The competition was divided into lanes, or categories, in which each team was tested. The lanes included a written exam, a reconnaissance operation, water storage and distribution system testing, and multiple lanes using the 600 and 3,000-gallon-per-hour ROWPUs.

Presently, the Marine Corps does not use the 3,000-gallon-per-hour ROWPU.

"It was great working on gear we don't usually get to work with. We got to show-up the Army on their own gear, but we also gained experience," said Foust, of Macedonia, Ohio.

The Marines from Camp Lejeune were presented more than 20 awards in a ceremony at Fort Lee.

The Army and WATEC have teamed up to train service members on the ROWPUs, the Tactical Water Distribution System, the Water Storage Distribution System, and organizational maintenance, said Larry Wilkinson, WATEC Inc., site administrator, United States Army Coastal Water Purification Training Center, Fort Story, Va.

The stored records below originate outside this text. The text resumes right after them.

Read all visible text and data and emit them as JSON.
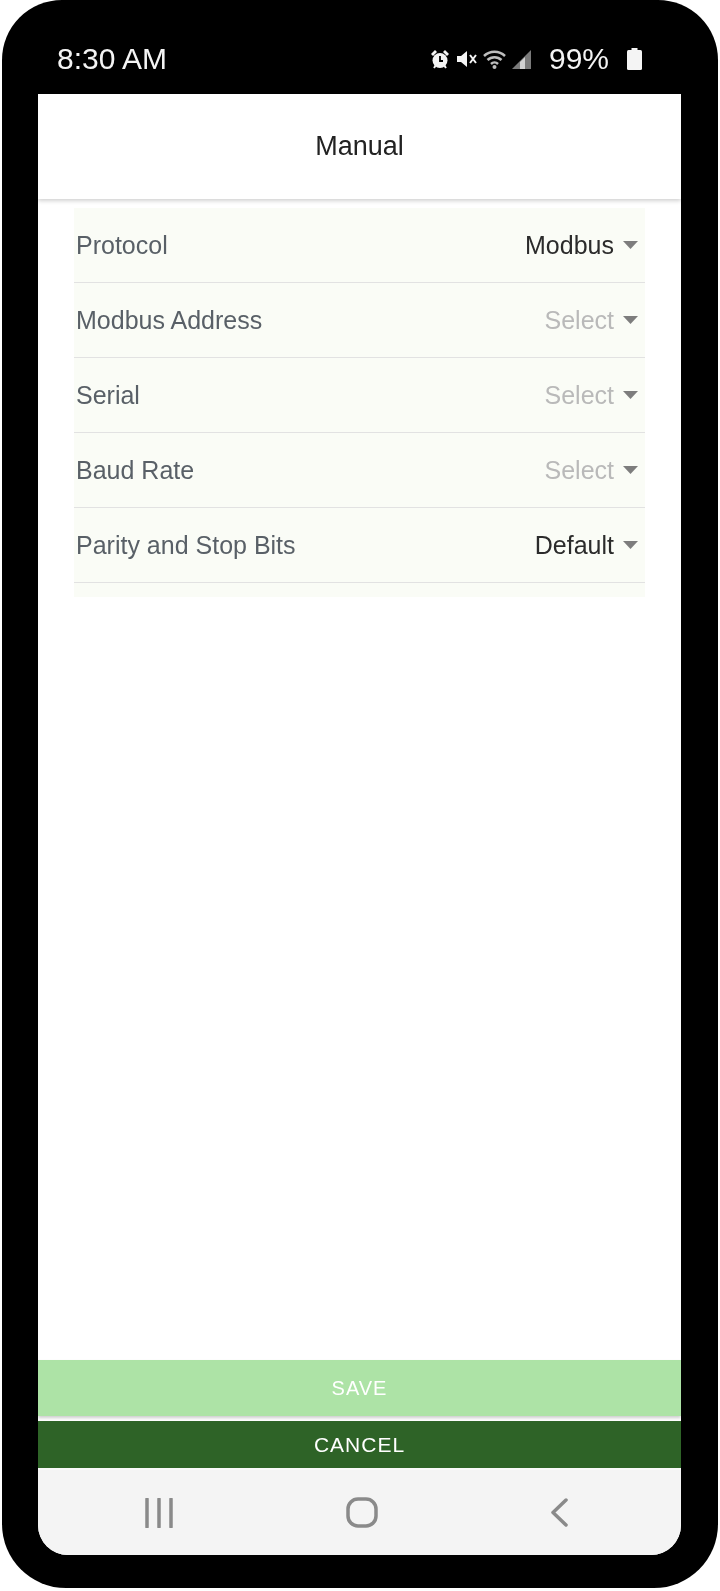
{
  "status_bar": {
    "time": "8:30 AM",
    "battery": "99%"
  },
  "header": {
    "title": "Manual"
  },
  "settings": [
    {
      "label": "Protocol",
      "value": "Modbus"
    },
    {
      "label": "Modbus Address",
      "placeholder": "Select"
    },
    {
      "label": "Serial",
      "placeholder": "Select"
    },
    {
      "label": "Baud Rate",
      "placeholder": "Select"
    },
    {
      "label": "Parity and Stop Bits",
      "value": "Default"
    }
  ],
  "buttons": [
    {
      "label": "SAVE",
      "disabled": true
    },
    {
      "label": "CANCEL",
      "disabled": false
    }
  ]
}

This year's competition was between 14 teams; 10 U.S. Army teams from around the world, two Marine teams from Marine Corps Air Station Cherry Point, N.C., and two teams from Camp Lejeune.

The contest itself is named for Sgt. Maj. John C. Marigliano, the first honorary sergeant major of the Army's Quartermaster Regiment and the first enlisted member to be inducted in the Quartermaster Corps Hall of Fame.

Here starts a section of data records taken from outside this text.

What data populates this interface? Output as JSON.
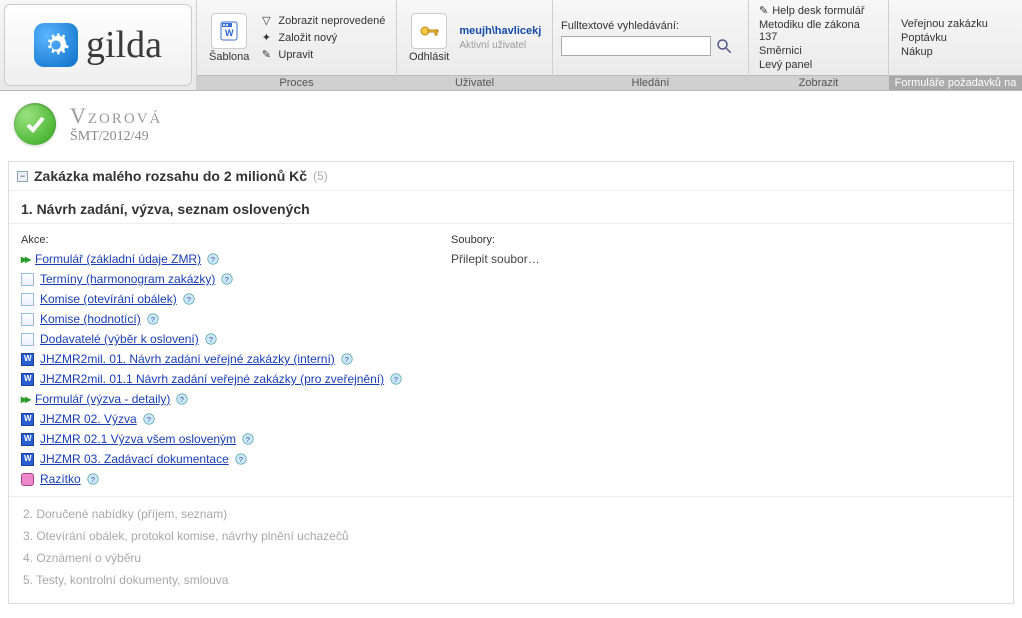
{
  "ribbon": {
    "proces": {
      "label": "Proces",
      "sablona": "Šablona",
      "items": [
        "Zobrazit neprovedené",
        "Založit nový",
        "Upravit"
      ]
    },
    "uzivatel": {
      "label": "Uživatel",
      "logout": "Odhlásit",
      "user": "meujh\\havlicekj",
      "active": "Aktivní uživatel"
    },
    "hledani": {
      "label": "Hledání",
      "prompt": "Fulltextové vyhledávání:",
      "placeholder": ""
    },
    "zobrazit": {
      "label": "Zobrazit",
      "items": [
        "Help desk formulář",
        "Metodiku dle zákona 137",
        "Směrnici",
        "Levý panel"
      ]
    },
    "formulare": {
      "label": "Formuláře požadavků na",
      "items": [
        "Veřejnou zakázku",
        "Poptávku",
        "Nákup"
      ]
    }
  },
  "title": {
    "name": "Vzorová",
    "code": "ŠMT/2012/49"
  },
  "section": {
    "title": "Zakázka malého rozsahu do 2 milionů Kč",
    "count": "(5)"
  },
  "step1": {
    "hdr": "1. Návrh zadání, výzva, seznam oslovených",
    "actions_label": "Akce:",
    "files_label": "Soubory:",
    "attach": "Přilepit soubor…",
    "actions": [
      {
        "icon": "arrows",
        "text": "Formulář (základní údaje ZMR)",
        "help": true
      },
      {
        "icon": "list",
        "text": "Termíny (harmonogram zakázky)",
        "help": true
      },
      {
        "icon": "list",
        "text": "Komise (otevírání obálek)",
        "help": true
      },
      {
        "icon": "list",
        "text": "Komise (hodnotící)",
        "help": true
      },
      {
        "icon": "list",
        "text": "Dodavatelé (výběr k oslovení)",
        "help": true
      },
      {
        "icon": "word",
        "text": "JHZMR2mil. 01. Návrh zadání veřejné zakázky (interní)",
        "help": true
      },
      {
        "icon": "word",
        "text": "JHZMR2mil. 01.1 Návrh zadání veřejné zakázky (pro zveřejnění)",
        "help": true
      },
      {
        "icon": "arrows",
        "text": "Formulář (výzva - detaily)",
        "help": true
      },
      {
        "icon": "word",
        "text": "JHZMR 02. Výzva",
        "help": true
      },
      {
        "icon": "word",
        "text": "JHZMR 02.1 Výzva všem osloveným",
        "help": true
      },
      {
        "icon": "word",
        "text": "JHZMR 03. Zadávací dokumentace",
        "help": true
      },
      {
        "icon": "stamp",
        "text": "Razítko",
        "help": true
      }
    ]
  },
  "otherSteps": [
    "2. Doručené nabídky (příjem, seznam)",
    "3. Otevírání obálek, protokol komise, návrhy plnění uchazečů",
    "4. Oznámení o výběru",
    "5. Testy, kontrolní dokumenty, smlouva"
  ]
}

This honor is the highest water purification award the military has to offer.

"I think this water competition rates in the very top when compared to other competitions throughout the Army.  Skills attained from this type of training and competition are regarded as the very best the Army has to offer," said Sgt. 1st Class Robert J. McGhee III, water and petroleum training advisor, Army Forces Command.

"The competitive environment of the RODEO fosters confidence and esprit de corps between individuals, teams, and services. It is also a training management tool the commander can use to assess the competency and readiness of water teams," he said.

The East Orange, N.J., native added the Navy had a team sign up for the competition this year, but cancelled due to operational commitments, and the Air Force has expressed interest in competing next year.

Plans are also under way to hold next year's inter-service competition here, but nothing has been finalized, he said.

"Winning this award says a unit is combat ready in its' field of expertise and is ready to successfully provide life's most important substance to survive: potable water," McGhee said.